Website and app data records
+ + +
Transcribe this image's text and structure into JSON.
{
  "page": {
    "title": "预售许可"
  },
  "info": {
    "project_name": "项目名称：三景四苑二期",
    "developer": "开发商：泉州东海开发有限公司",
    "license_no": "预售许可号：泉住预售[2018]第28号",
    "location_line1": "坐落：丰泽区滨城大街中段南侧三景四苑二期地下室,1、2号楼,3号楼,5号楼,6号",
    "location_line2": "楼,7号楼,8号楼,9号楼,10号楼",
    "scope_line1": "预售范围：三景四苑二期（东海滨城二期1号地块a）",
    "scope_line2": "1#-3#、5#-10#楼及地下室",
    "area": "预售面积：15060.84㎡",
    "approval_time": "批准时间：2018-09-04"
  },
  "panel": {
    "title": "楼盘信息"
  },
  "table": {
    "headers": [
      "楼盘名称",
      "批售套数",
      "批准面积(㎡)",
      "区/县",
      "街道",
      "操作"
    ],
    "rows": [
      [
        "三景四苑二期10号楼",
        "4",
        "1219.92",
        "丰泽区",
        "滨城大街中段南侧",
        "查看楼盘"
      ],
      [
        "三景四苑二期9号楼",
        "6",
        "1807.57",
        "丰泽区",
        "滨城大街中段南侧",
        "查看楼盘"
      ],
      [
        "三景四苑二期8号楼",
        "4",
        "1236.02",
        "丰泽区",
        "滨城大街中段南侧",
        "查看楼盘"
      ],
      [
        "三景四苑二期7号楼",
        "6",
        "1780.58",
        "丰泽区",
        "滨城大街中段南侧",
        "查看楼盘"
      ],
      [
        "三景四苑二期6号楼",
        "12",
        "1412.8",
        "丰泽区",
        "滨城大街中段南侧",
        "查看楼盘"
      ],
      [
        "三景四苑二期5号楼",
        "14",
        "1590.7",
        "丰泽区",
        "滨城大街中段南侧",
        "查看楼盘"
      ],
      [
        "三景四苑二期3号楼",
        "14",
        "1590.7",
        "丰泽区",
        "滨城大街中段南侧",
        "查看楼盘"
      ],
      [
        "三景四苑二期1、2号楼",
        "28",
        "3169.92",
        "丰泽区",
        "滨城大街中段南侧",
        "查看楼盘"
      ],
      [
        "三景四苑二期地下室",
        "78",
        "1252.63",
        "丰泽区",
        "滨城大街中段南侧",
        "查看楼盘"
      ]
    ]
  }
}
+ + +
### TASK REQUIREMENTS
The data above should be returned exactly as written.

### RESPONSE
Transcribe this image's text and structure into JSON.
{
  "page": {
    "title": "预售许可"
  },
  "info": {
    "project_name": "项目名称：三景四苑二期",
    "developer": "开发商：泉州东海开发有限公司",
    "license_no": "预售许可号：泉住预售[2018]第28号",
    "location_line1": "坐落：丰泽区滨城大街中段南侧三景四苑二期地下室,1、2号楼,3号楼,5号楼,6号",
    "location_line2": "楼,7号楼,8号楼,9号楼,10号楼",
    "scope_line1": "预售范围：三景四苑二期（东海滨城二期1号地块a）",
    "scope_line2": "1#-3#、5#-10#楼及地下室",
    "area": "预售面积：15060.84㎡",
    "approval_time": "批准时间：2018-09-04"
  },
  "panel": {
    "title": "楼盘信息"
  },
  "table": {
    "headers": [
      "楼盘名称",
      "批售套数",
      "批准面积(㎡)",
      "区/县",
      "街道",
      "操作"
    ],
    "rows": [
      [
        "三景四苑二期10号楼",
        "4",
        "1219.92",
        "丰泽区",
        "滨城大街中段南侧",
        "查看楼盘"
      ],
      [
        "三景四苑二期9号楼",
        "6",
        "1807.57",
        "丰泽区",
        "滨城大街中段南侧",
        "查看楼盘"
      ],
      [
        "三景四苑二期8号楼",
        "4",
        "1236.02",
        "丰泽区",
        "滨城大街中段南侧",
        "查看楼盘"
      ],
      [
        "三景四苑二期7号楼",
        "6",
        "1780.58",
        "丰泽区",
        "滨城大街中段南侧",
        "查看楼盘"
      ],
      [
        "三景四苑二期6号楼",
        "12",
        "1412.8",
        "丰泽区",
        "滨城大街中段南侧",
        "查看楼盘"
      ],
      [
        "三景四苑二期5号楼",
        "14",
        "1590.7",
        "丰泽区",
        "滨城大街中段南侧",
        "查看楼盘"
      ],
      [
        "三景四苑二期3号楼",
        "14",
        "1590.7",
        "丰泽区",
        "滨城大街中段南侧",
        "查看楼盘"
      ],
      [
        "三景四苑二期1、2号楼",
        "28",
        "3169.92",
        "丰泽区",
        "滨城大街中段南侧",
        "查看楼盘"
      ],
      [
        "三景四苑二期地下室",
        "78",
        "1252.63",
        "丰泽区",
        "滨城大街中段南侧",
        "查看楼盘"
      ]
    ]
  }
}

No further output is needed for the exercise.